§ INSTRUCTIONS TO FOLLOW: In the records that follow, count the lines where the string "title" appears, and give the count with nothing added.

§ THE INPUT:
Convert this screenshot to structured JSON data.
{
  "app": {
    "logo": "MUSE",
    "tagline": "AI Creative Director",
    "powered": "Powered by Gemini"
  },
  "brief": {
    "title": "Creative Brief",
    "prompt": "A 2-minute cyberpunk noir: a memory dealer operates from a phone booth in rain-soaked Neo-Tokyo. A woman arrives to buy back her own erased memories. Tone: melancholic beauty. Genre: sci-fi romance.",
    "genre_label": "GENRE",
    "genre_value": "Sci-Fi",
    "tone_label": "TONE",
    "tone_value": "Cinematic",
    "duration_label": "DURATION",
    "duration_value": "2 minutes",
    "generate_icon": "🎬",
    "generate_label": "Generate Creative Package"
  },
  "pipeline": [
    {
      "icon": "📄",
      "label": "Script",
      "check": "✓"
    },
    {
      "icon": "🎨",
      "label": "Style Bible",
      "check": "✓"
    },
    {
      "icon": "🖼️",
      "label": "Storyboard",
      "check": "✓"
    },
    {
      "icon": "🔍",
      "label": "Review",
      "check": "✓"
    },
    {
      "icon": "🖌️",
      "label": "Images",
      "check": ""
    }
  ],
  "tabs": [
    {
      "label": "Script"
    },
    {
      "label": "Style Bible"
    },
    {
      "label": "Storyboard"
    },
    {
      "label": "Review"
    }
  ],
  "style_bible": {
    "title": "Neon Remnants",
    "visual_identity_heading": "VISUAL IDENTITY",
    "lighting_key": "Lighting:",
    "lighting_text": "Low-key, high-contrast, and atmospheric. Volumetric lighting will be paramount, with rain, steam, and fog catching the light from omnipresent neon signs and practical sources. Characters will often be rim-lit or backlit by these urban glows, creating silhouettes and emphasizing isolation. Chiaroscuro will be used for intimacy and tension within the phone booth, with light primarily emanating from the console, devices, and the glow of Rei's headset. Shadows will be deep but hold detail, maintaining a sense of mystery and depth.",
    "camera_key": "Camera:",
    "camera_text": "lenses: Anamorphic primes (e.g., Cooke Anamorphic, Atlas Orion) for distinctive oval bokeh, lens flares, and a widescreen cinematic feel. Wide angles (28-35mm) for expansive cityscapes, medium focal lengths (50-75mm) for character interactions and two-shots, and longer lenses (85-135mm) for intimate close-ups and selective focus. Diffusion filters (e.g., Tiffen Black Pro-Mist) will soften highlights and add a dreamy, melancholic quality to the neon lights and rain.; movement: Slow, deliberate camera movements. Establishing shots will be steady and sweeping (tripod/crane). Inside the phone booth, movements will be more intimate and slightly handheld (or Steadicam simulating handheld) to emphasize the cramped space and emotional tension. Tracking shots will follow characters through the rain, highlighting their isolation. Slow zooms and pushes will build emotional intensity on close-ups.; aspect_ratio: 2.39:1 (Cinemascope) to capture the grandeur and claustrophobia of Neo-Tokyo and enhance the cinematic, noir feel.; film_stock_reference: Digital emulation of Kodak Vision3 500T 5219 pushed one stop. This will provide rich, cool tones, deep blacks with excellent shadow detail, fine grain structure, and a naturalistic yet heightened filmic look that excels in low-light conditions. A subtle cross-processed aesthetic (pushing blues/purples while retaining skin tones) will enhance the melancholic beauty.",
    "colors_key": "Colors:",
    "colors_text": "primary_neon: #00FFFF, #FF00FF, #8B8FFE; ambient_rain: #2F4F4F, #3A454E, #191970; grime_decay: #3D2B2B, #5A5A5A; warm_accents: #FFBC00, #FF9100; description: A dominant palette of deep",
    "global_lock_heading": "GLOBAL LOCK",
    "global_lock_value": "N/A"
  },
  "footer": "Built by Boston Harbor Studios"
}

§ OUTPUT OF THE TASK: 2